Scan the lines below and report each one containing "name" by copying it.
─── RECORDS TO PROCESS
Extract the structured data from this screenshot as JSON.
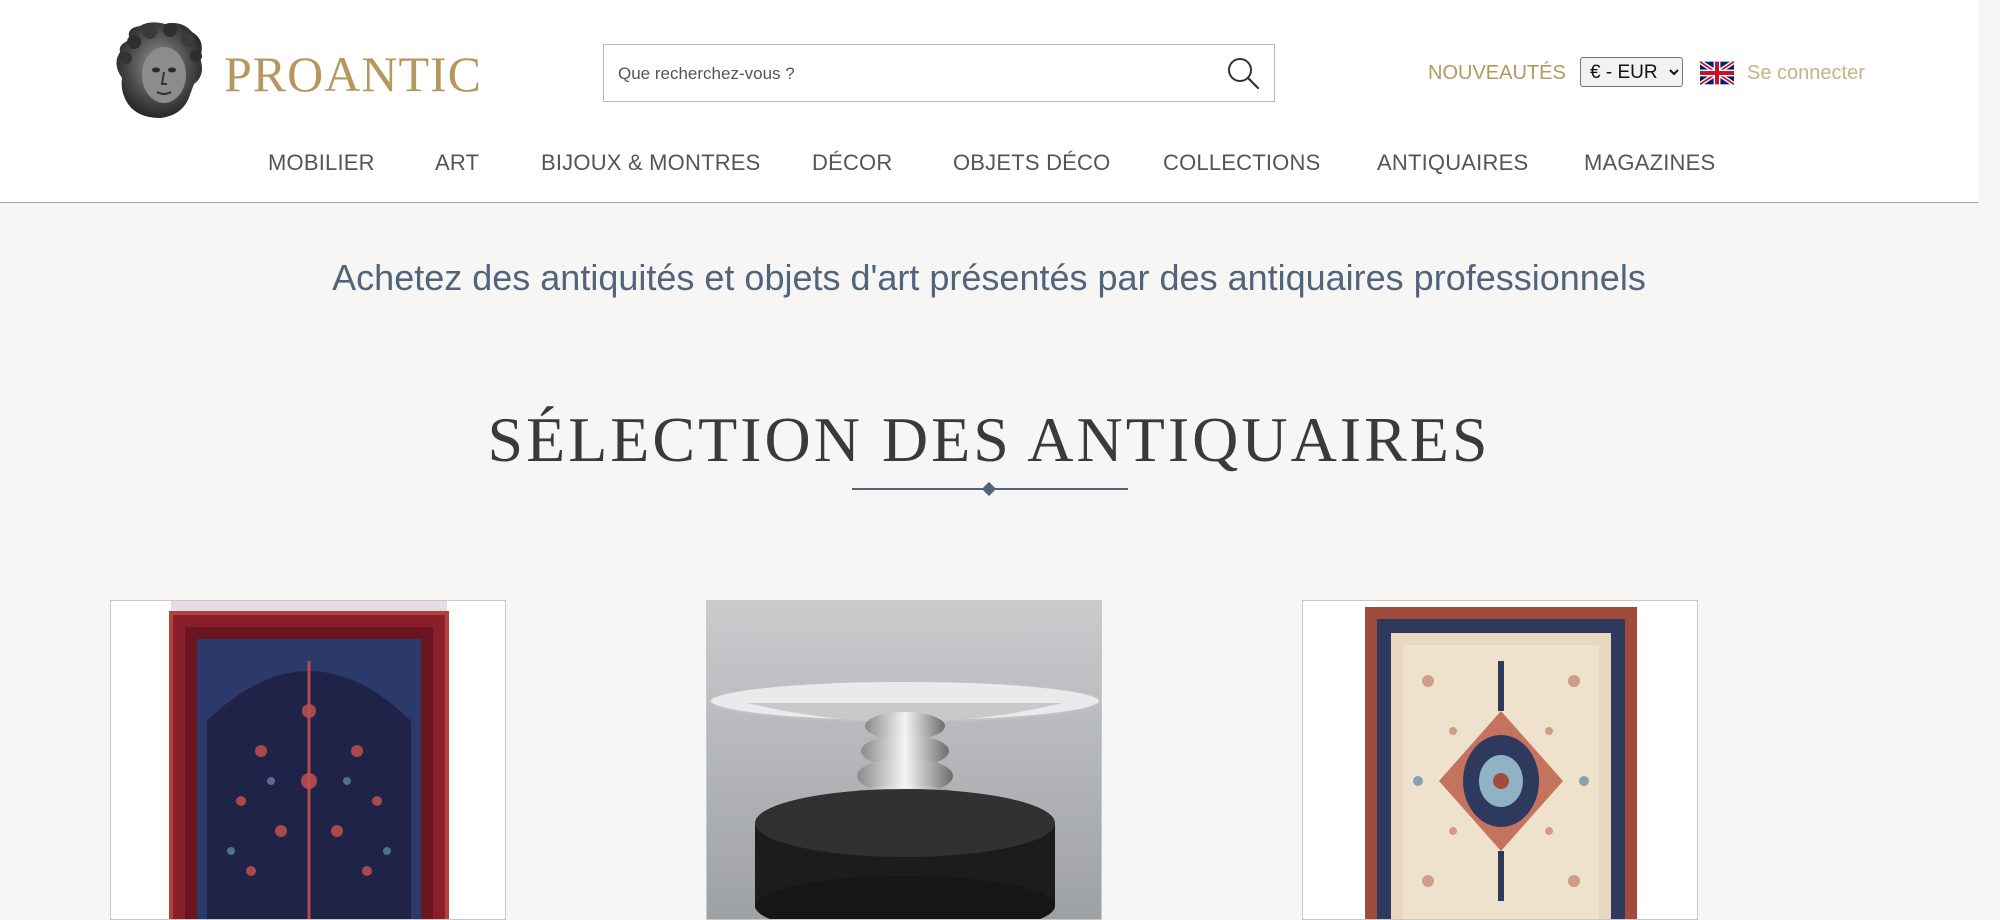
{
  "header": {
    "logo_text": "PROANTIC",
    "search": {
      "placeholder": "Que recherchez-vous ?",
      "value": ""
    },
    "nouveautes_label": "NOUVEAUTÉS",
    "currency": {
      "selected": "€ - EUR",
      "options": [
        "€ - EUR"
      ]
    },
    "login_label": "Se connecter",
    "colors": {
      "accent": "#b5985e",
      "login": "#c9b185",
      "nav_text": "#555555"
    }
  },
  "nav": {
    "items": [
      {
        "label": "MOBILIER"
      },
      {
        "label": "ART"
      },
      {
        "label": "BIJOUX & MONTRES"
      },
      {
        "label": "DÉCOR"
      },
      {
        "label": "OBJETS DÉCO"
      },
      {
        "label": "COLLECTIONS"
      },
      {
        "label": "ANTIQUAIRES"
      },
      {
        "label": "MAGAZINES"
      }
    ]
  },
  "main": {
    "tagline": "Achetez des antiquités et objets d'art présentés par des antiquaires professionnels",
    "section_title": "SÉLECTION DES ANTIQUAIRES",
    "products": [
      {
        "image": "red-prayer-rug-image"
      },
      {
        "image": "silver-centerpiece-image"
      },
      {
        "image": "light-medallion-rug-image"
      }
    ],
    "colors": {
      "tagline": "#51647d",
      "background": "#f7f6f4"
    }
  }
}
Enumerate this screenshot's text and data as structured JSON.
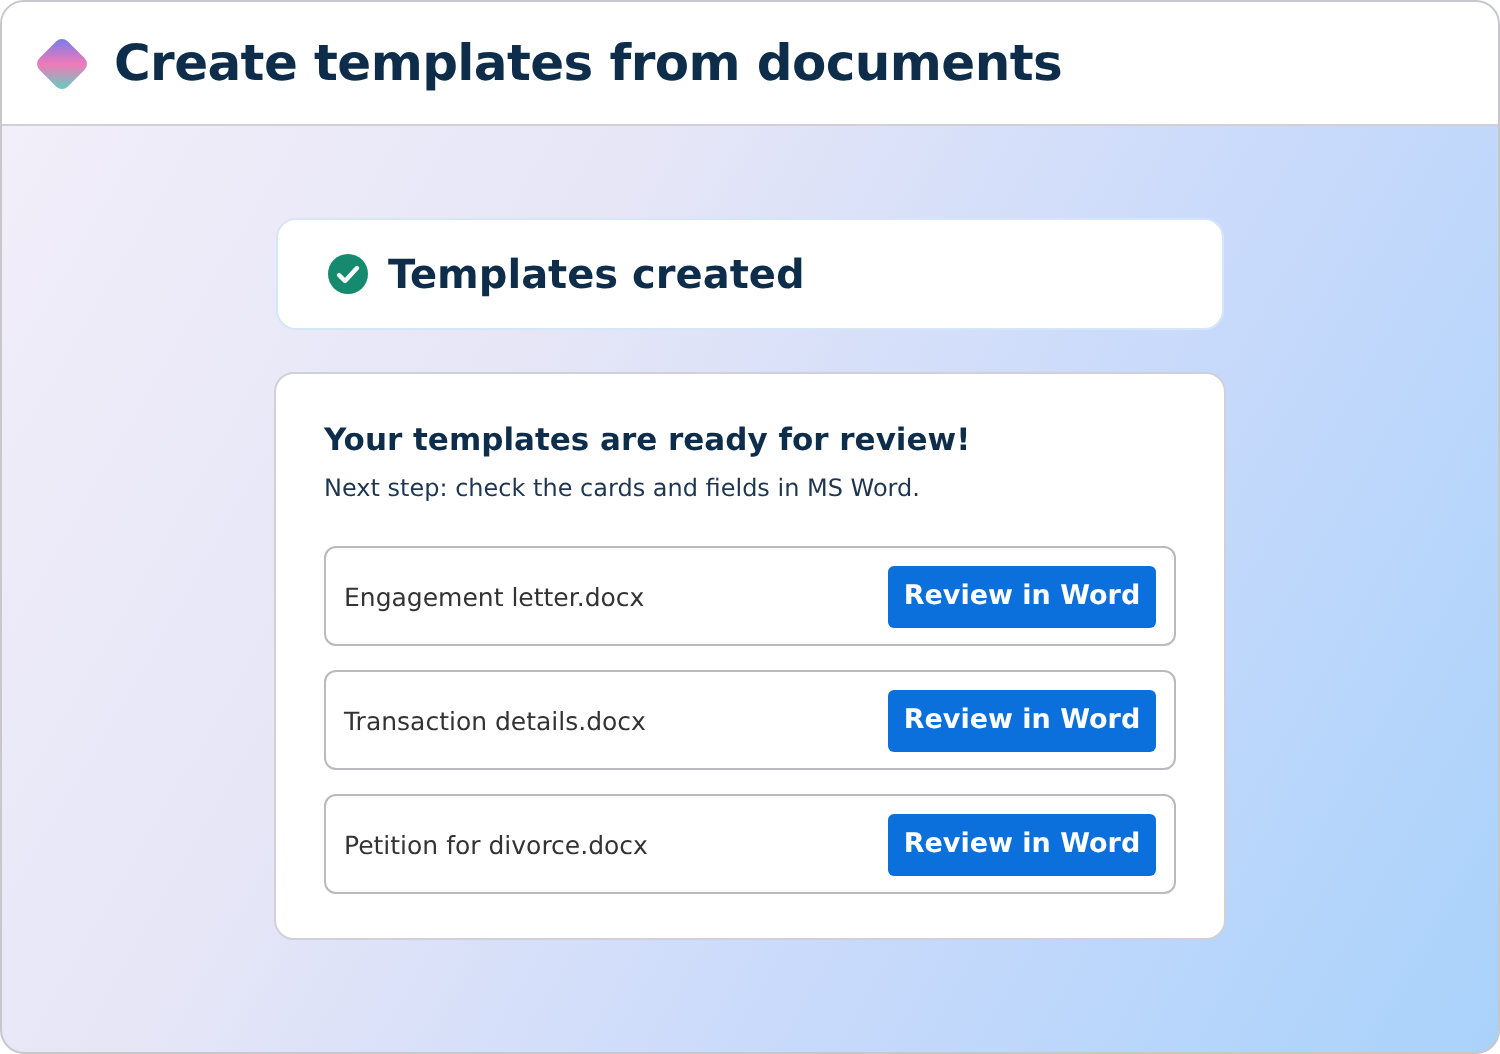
{
  "header": {
    "title": "Create templates from documents"
  },
  "status": {
    "title": "Templates created",
    "done": true
  },
  "panel": {
    "heading": "Your templates are ready for review!",
    "subtitle": "Next step: check the cards and fields in MS Word.",
    "files": [
      {
        "name": "Engagement letter.docx",
        "action": "Review in Word"
      },
      {
        "name": "Transaction details.docx",
        "action": "Review in Word"
      },
      {
        "name": "Petition for divorce.docx",
        "action": "Review in Word"
      }
    ]
  }
}
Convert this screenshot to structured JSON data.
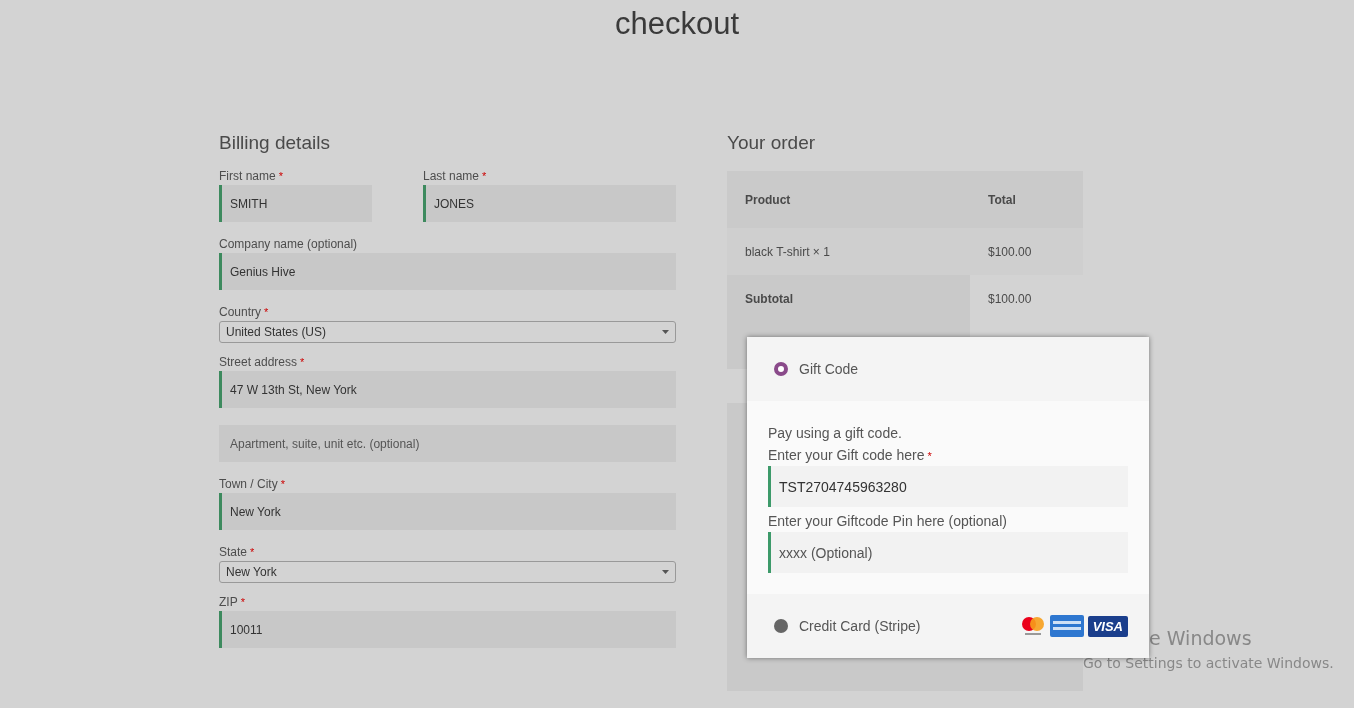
{
  "page": {
    "title": "checkout"
  },
  "billing": {
    "heading": "Billing details",
    "rows": [
      [
        {
          "kind": "text",
          "label": "First name",
          "mark": "*",
          "value": "SMITH"
        },
        {
          "kind": "text",
          "label": "Last name",
          "mark": "*",
          "value": "JONES"
        }
      ],
      [
        {
          "kind": "text",
          "label": "Company name (optional)",
          "value": "Genius Hive"
        }
      ],
      [
        {
          "kind": "select",
          "label": "Country",
          "mark": "*",
          "value": "United States (US)"
        }
      ],
      [
        {
          "kind": "text",
          "label": "Street address",
          "mark": "*",
          "value": "47 W 13th St, New York"
        }
      ],
      [
        {
          "kind": "text",
          "placeholder": "Apartment, suite, unit etc. (optional)"
        }
      ],
      [
        {
          "kind": "text",
          "label": "Town / City",
          "mark": "*",
          "value": "New York"
        }
      ],
      [
        {
          "kind": "select",
          "label": "State",
          "mark": "*",
          "value": "New York"
        }
      ],
      [
        {
          "kind": "text",
          "label": "ZIP",
          "mark": "*",
          "value": "10011"
        }
      ]
    ]
  },
  "order": {
    "heading": "Your order",
    "columns": [
      "Product",
      "Total"
    ],
    "rows": [
      {
        "kind": "item",
        "cells": [
          "black T-shirt  × 1",
          "$100.00"
        ]
      },
      {
        "kind": "subtotal",
        "cells": [
          "Subtotal",
          "$100.00"
        ]
      }
    ]
  },
  "payment": {
    "methods": [
      {
        "kind": "gift",
        "name": "Gift Code",
        "selected": true,
        "description": "Pay using a gift code.",
        "fields": [
          {
            "label": "Enter your Gift code here",
            "mark": "*",
            "value": "TST2704745963280"
          },
          {
            "label": "Enter your Giftcode Pin here (optional)",
            "placeholder": "xxxx (Optional)"
          }
        ]
      },
      {
        "kind": "card",
        "name": "Credit Card (Stripe)",
        "selected": false,
        "logos": [
          {
            "kind": "mastercard"
          },
          {
            "kind": "amex"
          },
          {
            "kind": "visa",
            "text": "VISA"
          }
        ]
      }
    ]
  },
  "os_notice": {
    "lines": [
      "e Windows",
      "Go to Settings to activate Windows."
    ]
  }
}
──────
#### RESULT OF THE EXERCISE
        "name": "Engagement letter.docx",
        "name": "Transaction details.docx",
        "name": "Petition for divorce.docx",
          "label": "First name",
          "label": "Last name",
          "label": "Company name (optional)",
        "name": "Gift Code",
        "name": "Credit Card (Stripe)",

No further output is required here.